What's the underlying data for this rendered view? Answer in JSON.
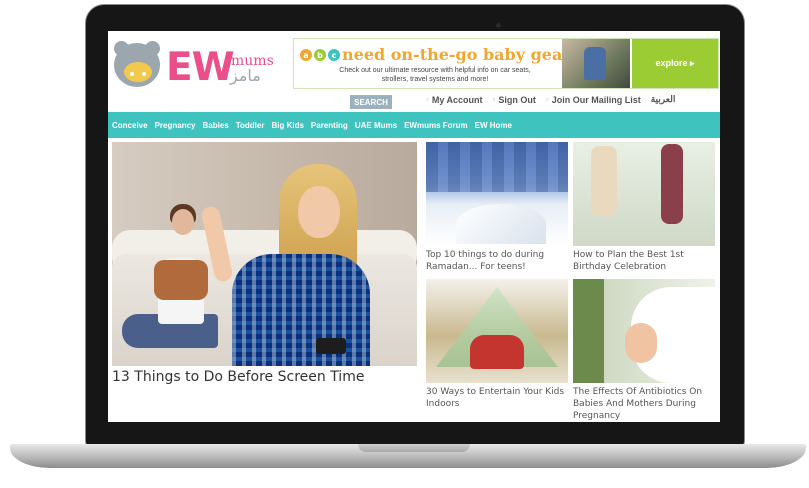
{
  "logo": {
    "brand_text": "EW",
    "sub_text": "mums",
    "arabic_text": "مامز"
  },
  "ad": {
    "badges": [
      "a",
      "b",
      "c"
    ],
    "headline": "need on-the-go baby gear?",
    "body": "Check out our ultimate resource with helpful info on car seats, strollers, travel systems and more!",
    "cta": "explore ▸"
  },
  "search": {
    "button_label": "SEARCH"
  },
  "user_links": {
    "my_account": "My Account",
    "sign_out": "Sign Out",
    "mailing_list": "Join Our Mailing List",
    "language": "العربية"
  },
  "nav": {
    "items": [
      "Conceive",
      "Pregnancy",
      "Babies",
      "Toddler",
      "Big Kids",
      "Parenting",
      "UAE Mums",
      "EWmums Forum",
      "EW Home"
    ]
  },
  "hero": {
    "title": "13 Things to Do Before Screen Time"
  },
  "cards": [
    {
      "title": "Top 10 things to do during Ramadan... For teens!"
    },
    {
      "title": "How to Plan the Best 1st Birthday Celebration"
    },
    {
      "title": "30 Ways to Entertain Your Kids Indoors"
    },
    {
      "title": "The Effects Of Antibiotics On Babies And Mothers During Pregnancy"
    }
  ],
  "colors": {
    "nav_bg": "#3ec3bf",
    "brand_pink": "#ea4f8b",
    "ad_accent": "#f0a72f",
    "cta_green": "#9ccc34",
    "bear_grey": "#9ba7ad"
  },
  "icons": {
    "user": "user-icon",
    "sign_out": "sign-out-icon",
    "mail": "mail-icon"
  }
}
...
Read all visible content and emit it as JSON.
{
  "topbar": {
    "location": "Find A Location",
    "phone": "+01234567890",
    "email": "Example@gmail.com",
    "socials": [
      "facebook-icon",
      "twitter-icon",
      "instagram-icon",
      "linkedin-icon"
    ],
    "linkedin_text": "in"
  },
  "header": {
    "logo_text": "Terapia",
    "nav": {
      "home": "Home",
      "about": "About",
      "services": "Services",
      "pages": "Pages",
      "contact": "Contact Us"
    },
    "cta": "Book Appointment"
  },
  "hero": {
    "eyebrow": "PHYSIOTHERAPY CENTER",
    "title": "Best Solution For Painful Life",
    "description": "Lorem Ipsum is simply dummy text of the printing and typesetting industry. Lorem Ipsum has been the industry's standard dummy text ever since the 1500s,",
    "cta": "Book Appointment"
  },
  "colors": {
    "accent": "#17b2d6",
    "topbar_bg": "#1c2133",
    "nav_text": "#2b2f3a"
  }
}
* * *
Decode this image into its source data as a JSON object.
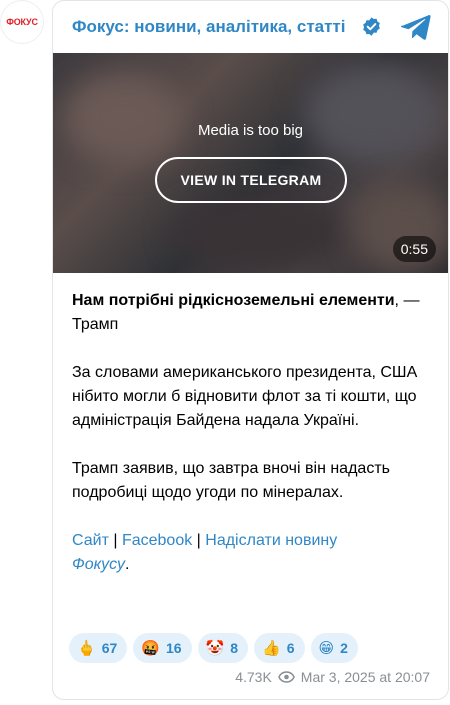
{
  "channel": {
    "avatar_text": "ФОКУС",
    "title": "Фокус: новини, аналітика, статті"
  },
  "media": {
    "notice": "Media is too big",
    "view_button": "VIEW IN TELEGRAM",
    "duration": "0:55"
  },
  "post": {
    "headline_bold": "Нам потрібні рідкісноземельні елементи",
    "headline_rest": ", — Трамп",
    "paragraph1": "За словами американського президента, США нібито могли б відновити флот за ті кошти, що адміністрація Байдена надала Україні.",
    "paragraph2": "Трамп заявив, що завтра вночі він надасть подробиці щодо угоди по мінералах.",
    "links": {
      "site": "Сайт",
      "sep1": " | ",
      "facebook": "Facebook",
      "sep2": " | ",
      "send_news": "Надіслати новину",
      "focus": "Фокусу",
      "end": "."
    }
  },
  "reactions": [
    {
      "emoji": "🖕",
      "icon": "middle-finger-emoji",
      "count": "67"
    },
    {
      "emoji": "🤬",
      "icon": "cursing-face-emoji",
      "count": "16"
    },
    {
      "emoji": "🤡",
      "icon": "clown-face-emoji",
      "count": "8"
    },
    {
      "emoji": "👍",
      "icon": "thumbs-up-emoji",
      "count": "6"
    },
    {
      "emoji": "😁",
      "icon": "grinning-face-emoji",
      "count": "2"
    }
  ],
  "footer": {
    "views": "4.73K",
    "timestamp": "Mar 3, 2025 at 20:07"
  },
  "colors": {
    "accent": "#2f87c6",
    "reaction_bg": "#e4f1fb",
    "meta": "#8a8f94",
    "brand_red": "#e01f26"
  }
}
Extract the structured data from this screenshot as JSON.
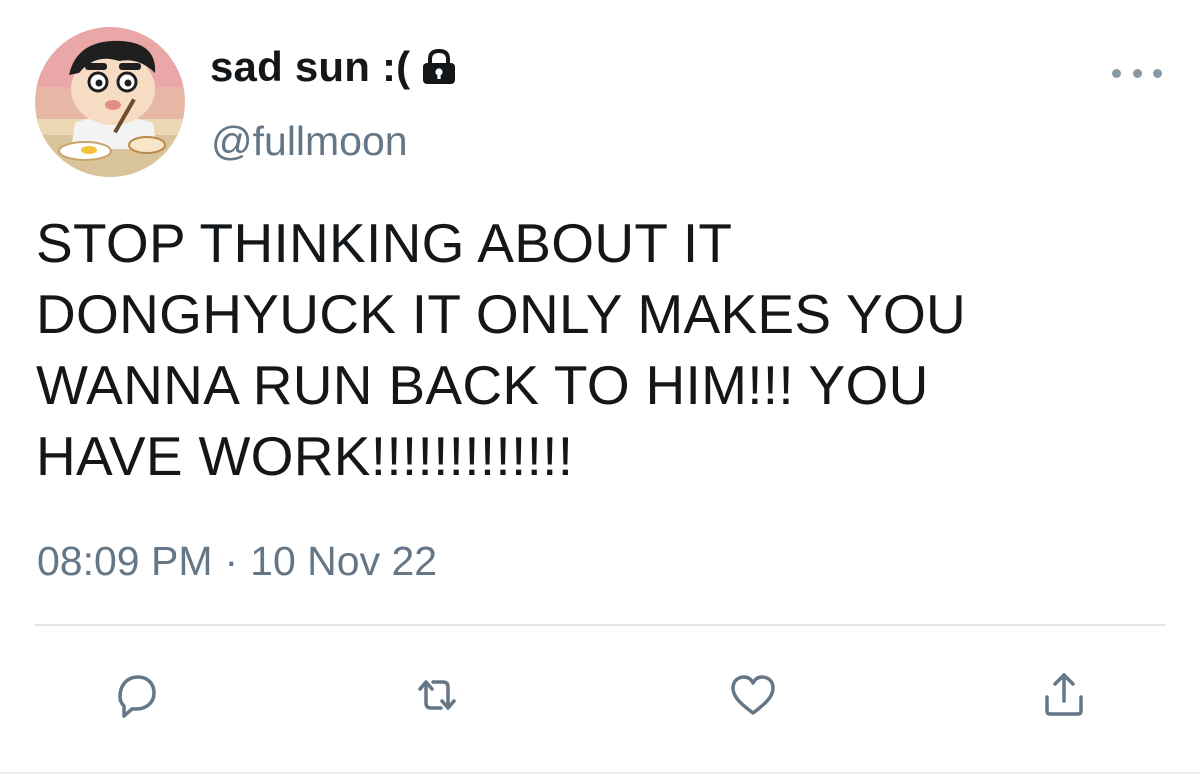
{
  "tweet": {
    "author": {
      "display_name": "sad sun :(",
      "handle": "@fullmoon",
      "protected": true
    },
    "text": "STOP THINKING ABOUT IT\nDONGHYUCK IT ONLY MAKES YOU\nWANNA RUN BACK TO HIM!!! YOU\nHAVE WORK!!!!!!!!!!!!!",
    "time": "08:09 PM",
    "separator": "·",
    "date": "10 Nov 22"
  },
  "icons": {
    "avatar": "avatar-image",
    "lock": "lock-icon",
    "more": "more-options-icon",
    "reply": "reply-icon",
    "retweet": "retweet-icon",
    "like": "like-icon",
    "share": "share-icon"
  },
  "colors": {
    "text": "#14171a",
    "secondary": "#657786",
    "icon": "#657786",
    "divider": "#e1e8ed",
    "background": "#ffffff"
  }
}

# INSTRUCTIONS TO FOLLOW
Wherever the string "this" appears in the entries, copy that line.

# SOLUTION TO THE EXERCISE
What's the underlying data for this rendered view? Answer in JSON.
Decode this image into its source data as a JSON object.
Extract the structured data from this screenshot as JSON.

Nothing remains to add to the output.